Premier should get on with the State’s business at hand
One of Australia’s greatest attributes is our fair and equitable system of democracy.
Here in WA, any sandgroper — whether rich or poor, influential or otherwise — can run for Parliament and represent their community in State Parliament.
While The Nationals were not returned to Government at the recent State election, we respect the outcome and the people’s right to elect their preferred government of the day. We will always defend this important democratic right, even when the outcome doesn’t deliver us our favoured outcome.
On the contrary, new Premier Mark McGowan believes the people of WA got it wrong when they cast their vote at the ballot box on March 11 because he doesn’t agree with the recent election outcome in the Upper House.
As the House of review, the Legislative Council is an important cog in the parliamentary process, which ensures legislation is subject to an appropriate level of oversight and scrutiny before it becomes law.
Mr McGowan seems to think the role of the Upper House is to simply rubber-stamp decisions of the Lower House.

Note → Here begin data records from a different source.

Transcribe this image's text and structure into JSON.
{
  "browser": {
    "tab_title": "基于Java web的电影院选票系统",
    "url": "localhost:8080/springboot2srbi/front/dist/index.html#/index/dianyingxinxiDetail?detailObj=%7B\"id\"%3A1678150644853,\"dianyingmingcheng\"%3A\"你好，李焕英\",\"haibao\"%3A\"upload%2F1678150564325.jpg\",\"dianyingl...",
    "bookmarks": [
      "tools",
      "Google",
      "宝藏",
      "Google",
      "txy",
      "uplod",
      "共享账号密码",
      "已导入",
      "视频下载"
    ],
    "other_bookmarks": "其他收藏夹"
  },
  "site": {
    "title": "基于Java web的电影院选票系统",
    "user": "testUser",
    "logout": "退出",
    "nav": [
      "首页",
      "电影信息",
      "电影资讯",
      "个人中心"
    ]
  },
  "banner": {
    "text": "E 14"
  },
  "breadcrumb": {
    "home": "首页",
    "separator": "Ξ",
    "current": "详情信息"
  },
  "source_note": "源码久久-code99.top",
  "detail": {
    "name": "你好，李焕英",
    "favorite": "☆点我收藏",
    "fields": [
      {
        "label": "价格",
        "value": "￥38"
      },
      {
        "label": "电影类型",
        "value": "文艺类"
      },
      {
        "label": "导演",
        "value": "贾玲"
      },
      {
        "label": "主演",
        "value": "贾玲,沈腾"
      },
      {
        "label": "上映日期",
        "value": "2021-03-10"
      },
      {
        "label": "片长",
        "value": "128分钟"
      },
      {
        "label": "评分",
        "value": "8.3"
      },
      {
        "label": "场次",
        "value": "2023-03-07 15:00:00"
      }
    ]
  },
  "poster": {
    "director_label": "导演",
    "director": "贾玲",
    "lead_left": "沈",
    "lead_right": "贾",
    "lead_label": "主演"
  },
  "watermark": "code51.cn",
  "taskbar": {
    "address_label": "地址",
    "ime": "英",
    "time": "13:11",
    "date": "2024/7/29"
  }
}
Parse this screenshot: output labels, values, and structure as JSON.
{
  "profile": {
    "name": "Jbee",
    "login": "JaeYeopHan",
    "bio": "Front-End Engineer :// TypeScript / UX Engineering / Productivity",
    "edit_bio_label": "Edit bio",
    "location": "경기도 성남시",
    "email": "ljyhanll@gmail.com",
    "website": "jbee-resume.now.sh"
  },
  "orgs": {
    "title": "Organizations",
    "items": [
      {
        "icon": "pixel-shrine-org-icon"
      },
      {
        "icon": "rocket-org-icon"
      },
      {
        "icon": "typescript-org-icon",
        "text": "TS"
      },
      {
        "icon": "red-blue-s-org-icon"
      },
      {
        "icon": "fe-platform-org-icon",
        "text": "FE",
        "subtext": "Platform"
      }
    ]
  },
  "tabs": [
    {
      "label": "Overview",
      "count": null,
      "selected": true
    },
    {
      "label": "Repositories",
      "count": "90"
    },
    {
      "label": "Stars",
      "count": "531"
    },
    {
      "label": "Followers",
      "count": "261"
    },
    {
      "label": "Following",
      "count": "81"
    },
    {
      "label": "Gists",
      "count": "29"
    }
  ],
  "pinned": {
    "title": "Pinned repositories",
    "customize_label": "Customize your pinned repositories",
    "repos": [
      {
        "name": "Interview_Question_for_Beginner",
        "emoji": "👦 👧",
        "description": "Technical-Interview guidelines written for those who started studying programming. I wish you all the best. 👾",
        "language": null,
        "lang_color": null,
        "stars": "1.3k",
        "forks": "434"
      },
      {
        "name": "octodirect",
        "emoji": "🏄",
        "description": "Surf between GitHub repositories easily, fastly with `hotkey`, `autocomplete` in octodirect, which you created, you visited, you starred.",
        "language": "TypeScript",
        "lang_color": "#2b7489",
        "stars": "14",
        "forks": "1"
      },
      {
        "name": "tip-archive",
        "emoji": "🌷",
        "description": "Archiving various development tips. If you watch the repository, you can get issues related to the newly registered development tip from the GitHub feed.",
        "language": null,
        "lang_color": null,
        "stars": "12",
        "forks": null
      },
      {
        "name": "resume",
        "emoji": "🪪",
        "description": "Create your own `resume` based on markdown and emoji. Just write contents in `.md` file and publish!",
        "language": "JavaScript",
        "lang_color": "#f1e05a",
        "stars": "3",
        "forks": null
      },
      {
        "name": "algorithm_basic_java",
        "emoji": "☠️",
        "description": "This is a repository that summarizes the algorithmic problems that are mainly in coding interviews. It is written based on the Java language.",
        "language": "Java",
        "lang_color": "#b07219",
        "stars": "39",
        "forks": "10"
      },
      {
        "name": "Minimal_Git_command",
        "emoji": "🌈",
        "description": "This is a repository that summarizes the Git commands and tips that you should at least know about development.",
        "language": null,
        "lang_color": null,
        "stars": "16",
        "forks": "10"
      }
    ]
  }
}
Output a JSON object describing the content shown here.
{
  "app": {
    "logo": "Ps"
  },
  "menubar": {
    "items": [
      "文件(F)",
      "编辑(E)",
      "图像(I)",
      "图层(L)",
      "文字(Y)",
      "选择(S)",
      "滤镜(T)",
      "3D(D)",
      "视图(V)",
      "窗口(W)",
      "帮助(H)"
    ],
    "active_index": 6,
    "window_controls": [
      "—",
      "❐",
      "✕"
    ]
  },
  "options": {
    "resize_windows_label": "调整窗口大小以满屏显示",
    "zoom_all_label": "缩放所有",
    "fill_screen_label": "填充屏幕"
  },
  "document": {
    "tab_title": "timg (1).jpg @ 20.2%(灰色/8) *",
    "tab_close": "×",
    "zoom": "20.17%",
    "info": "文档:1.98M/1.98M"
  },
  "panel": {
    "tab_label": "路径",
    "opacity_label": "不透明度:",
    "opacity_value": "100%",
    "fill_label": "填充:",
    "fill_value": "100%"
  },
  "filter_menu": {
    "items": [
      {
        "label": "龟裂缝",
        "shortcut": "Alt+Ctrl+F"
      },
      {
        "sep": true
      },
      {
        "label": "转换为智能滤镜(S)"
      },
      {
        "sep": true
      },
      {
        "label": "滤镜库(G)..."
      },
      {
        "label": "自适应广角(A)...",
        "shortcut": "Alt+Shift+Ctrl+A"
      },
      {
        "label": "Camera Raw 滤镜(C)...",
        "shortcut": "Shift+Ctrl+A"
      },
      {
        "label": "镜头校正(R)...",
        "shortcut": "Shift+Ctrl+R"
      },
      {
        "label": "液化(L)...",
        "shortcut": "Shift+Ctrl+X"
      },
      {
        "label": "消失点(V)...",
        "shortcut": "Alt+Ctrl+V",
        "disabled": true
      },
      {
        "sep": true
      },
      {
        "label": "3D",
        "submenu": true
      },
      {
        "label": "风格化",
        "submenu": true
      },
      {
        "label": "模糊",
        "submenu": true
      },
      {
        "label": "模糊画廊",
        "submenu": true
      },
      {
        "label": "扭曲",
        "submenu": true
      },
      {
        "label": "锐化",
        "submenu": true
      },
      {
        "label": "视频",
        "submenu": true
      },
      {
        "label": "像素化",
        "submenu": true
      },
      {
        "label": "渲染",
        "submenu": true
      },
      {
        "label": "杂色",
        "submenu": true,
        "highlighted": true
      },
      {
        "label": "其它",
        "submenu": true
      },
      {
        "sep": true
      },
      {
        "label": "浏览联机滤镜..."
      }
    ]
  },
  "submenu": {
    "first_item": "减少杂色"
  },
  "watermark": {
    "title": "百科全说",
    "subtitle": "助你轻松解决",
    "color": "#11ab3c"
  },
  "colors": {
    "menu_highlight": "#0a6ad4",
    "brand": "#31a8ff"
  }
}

This shows his disregard for the importance of robust debate and in-depth consideration of legislation to deliver the best possible democratic outcomes.
On March 11, the people of WA made a deliberate decision to elect the Upper House it has elected and it is now up to the Premier to work with the outcome and the hand he has been dealt.
At a time when everyday Australians have lost faith in the major parties, Mr McGowan has the nerve to question the democratic process that has delivered the current Parliament.
It’s clear WA’s current Upper House formation is a symptom of voter discontent with the major two and the Premier should listen because this is democracy at play. He now wants to change the way the Upper House is elected because it doesn’t suit his agenda.
The Nationals believe elected representatives should show political courage, question the party line and be free to vote in the best interests of their constituents — this does not occur within the major parties.
We know West Australians understand the power of their vote and we are therefore opposed to any changes that would diminish the voice of regional WA in State Parliament.
We remain firmly committed to ensure regional people are adequately and effectively represented.
As an independent political party, it is our right and responsibility to consider every single piece of legislation on its merits to ensure it delivers the best possible deal for our constituents.
The people of regional WA should expect us to do this to get them the best possible deal.
Instead of questioning the democratic process, I suggest the Premier get on with the business at hand.
Premier Mark McGowan